## The input
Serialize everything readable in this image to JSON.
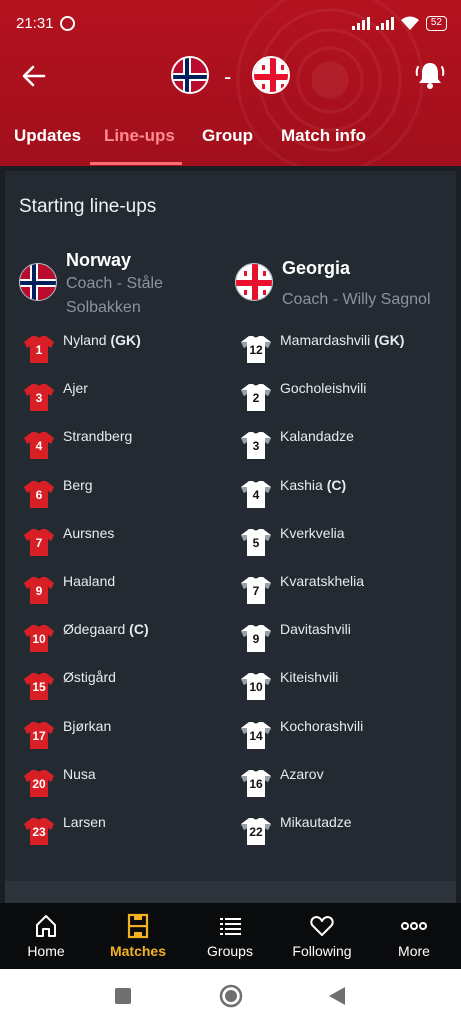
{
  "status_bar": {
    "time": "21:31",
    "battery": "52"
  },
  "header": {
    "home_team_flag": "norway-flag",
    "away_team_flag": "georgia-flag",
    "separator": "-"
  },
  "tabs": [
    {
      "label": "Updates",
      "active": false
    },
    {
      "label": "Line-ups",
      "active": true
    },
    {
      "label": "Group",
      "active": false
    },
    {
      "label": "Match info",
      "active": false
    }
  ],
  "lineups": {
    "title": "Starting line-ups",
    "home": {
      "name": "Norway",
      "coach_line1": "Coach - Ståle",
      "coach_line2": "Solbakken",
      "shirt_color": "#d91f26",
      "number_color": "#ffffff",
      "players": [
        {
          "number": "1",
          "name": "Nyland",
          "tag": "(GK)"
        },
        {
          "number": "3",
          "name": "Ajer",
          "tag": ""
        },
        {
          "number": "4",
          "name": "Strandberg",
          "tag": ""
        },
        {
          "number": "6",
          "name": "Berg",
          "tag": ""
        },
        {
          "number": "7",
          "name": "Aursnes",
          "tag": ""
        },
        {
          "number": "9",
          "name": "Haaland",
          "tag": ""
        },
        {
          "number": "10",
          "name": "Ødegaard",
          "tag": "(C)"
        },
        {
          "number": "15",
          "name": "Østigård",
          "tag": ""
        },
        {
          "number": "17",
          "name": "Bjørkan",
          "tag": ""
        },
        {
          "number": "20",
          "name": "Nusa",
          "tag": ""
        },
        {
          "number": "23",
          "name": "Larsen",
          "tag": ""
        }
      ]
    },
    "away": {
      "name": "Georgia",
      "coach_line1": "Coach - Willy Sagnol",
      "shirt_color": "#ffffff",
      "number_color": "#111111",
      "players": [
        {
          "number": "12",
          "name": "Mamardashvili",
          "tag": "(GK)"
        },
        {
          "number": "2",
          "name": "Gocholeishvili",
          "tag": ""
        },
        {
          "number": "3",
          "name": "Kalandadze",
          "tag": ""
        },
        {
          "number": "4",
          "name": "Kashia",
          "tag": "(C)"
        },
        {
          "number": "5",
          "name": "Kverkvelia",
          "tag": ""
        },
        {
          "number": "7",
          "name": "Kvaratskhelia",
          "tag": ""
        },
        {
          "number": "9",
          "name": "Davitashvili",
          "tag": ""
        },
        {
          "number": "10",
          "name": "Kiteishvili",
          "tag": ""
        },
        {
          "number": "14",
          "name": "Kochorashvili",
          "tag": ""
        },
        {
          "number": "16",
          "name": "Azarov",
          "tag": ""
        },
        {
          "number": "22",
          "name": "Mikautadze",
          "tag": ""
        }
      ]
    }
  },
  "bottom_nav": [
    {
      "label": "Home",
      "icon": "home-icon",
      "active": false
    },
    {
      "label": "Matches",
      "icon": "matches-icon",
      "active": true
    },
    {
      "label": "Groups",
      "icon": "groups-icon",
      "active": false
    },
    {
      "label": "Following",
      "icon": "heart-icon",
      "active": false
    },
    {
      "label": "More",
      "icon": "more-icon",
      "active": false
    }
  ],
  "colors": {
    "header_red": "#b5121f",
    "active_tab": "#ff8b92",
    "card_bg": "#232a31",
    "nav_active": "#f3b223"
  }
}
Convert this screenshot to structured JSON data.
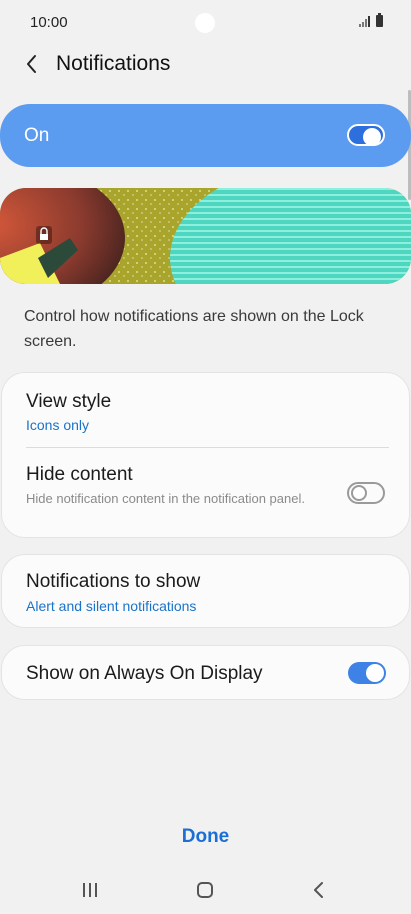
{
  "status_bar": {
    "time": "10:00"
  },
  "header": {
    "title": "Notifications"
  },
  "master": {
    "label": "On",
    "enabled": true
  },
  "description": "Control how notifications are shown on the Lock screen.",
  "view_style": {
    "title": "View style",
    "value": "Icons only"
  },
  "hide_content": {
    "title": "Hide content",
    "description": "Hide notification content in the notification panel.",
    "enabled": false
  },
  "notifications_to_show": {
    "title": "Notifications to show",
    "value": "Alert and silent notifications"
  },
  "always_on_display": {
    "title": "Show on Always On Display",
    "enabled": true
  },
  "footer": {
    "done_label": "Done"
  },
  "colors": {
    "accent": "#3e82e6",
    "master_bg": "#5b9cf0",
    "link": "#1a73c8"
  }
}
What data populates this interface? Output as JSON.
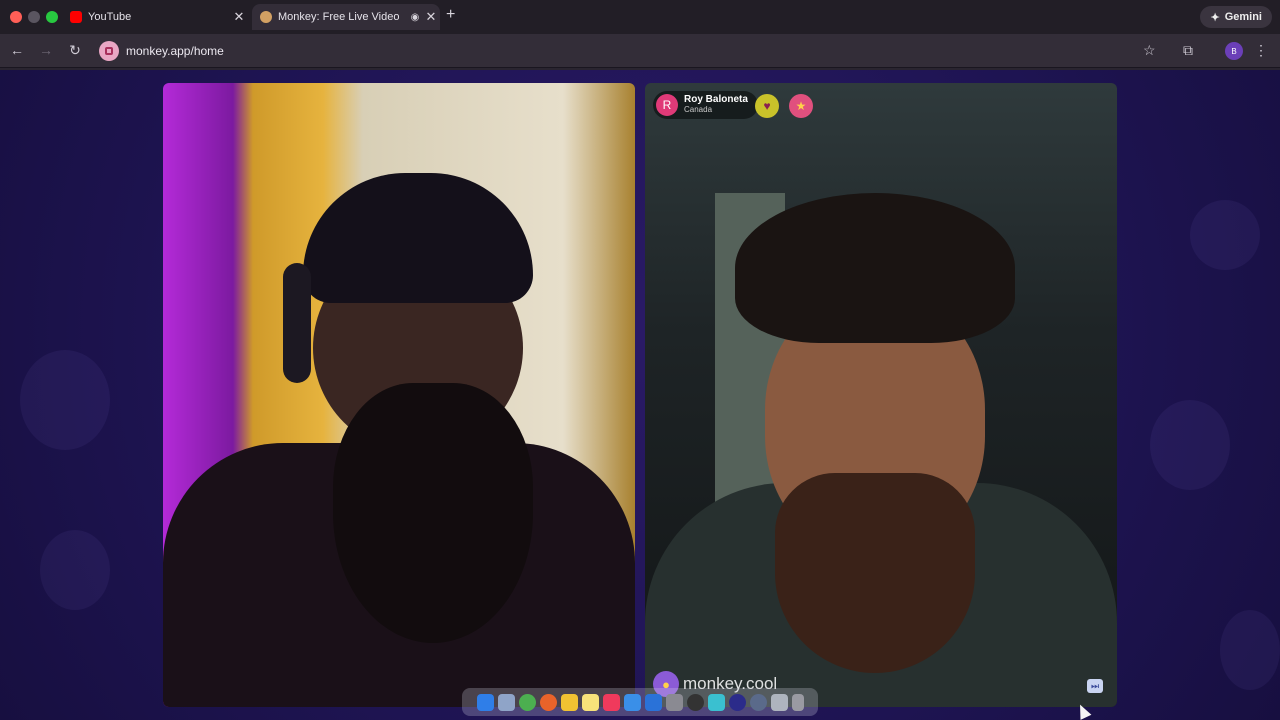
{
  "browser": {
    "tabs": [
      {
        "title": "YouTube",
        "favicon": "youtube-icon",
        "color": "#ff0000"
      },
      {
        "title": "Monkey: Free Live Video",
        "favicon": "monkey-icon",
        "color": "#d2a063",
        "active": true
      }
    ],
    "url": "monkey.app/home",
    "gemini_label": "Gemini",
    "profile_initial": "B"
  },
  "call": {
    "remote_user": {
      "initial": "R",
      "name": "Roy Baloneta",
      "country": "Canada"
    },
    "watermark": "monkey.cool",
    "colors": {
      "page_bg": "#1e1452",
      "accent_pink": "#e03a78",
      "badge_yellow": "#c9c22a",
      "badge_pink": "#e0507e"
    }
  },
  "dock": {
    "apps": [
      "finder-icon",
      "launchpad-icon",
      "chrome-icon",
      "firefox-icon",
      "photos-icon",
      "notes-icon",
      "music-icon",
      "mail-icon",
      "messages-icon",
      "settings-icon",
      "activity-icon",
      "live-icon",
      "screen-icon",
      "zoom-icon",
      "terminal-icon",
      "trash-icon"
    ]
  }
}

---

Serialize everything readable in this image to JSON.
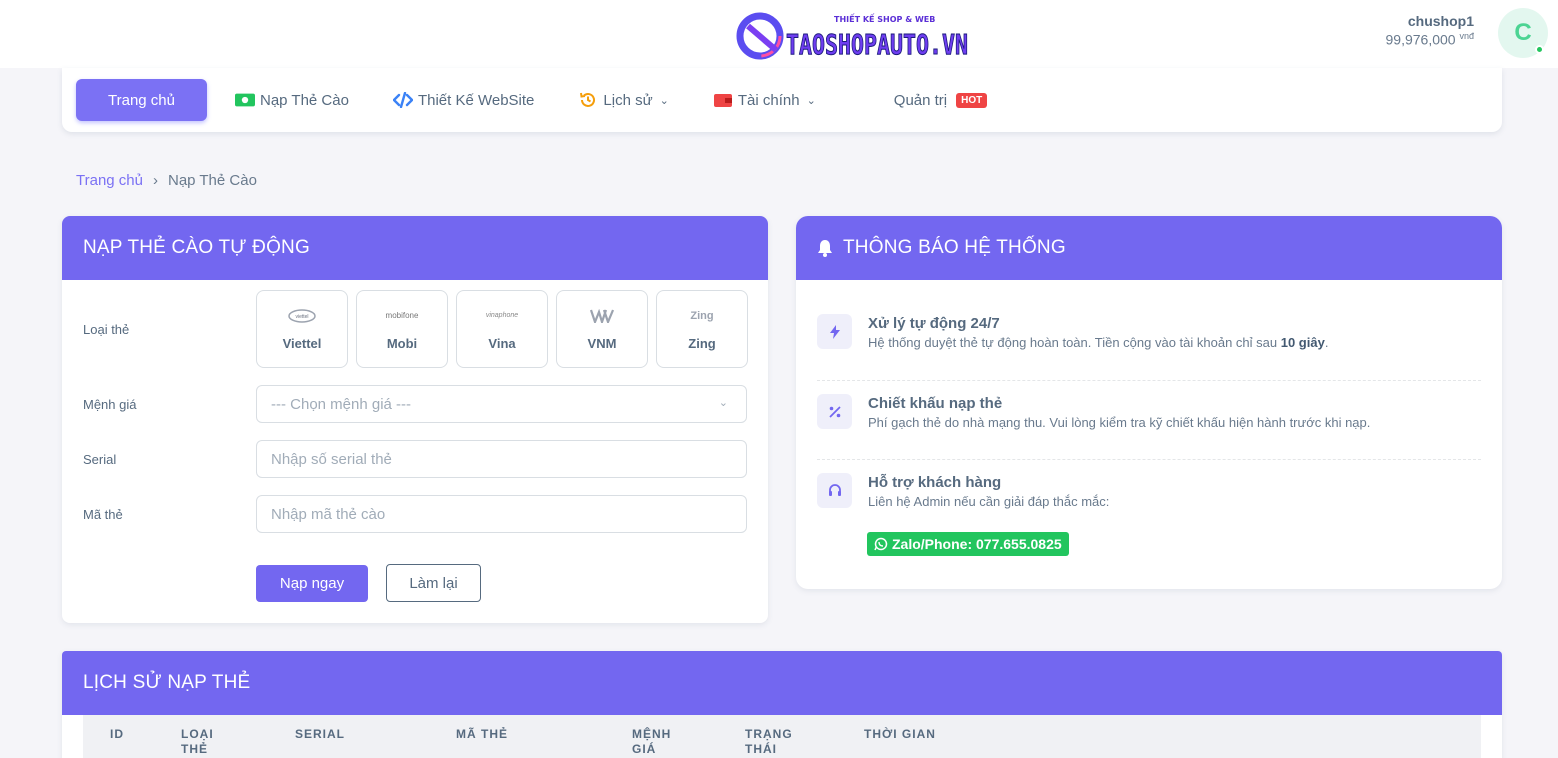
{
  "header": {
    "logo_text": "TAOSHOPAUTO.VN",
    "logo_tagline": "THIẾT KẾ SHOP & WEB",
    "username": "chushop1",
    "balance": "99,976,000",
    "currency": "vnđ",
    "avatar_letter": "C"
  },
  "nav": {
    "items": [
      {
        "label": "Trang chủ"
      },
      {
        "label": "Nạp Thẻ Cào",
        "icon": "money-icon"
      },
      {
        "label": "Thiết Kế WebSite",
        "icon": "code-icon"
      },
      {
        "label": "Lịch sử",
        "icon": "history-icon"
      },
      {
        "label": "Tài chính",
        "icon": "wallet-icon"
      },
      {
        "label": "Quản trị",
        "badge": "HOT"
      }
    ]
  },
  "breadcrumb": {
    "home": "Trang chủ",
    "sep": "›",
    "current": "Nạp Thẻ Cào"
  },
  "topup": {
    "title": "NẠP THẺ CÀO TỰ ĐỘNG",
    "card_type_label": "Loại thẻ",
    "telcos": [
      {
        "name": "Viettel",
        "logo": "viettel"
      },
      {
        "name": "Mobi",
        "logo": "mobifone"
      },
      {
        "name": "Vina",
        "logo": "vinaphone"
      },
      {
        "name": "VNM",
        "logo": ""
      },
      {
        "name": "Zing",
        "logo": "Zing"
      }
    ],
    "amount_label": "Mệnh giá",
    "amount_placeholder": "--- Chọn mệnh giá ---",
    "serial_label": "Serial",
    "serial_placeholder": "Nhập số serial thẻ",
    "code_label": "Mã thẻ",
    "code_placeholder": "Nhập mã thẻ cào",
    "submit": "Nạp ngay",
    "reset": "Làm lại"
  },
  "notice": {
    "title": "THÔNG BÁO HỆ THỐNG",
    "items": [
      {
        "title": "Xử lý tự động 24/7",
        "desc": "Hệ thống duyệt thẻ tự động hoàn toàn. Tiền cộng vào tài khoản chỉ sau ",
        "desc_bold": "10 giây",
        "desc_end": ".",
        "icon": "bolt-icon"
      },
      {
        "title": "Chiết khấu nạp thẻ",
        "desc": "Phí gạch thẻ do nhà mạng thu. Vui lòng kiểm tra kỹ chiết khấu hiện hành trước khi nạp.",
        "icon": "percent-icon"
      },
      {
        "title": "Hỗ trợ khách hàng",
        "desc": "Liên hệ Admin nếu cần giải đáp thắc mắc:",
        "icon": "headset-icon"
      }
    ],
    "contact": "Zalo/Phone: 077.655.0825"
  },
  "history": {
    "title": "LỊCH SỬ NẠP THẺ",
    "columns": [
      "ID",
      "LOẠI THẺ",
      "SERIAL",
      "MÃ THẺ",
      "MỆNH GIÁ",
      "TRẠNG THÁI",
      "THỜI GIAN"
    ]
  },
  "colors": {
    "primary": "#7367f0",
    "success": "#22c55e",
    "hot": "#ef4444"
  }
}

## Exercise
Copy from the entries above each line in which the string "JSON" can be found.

## Response to this exercise
Serialize everything readable in this image to JSON.
Convert this screenshot to structured JSON data.
What data populates this interface? Output as JSON.
Serialize everything readable in this image to JSON.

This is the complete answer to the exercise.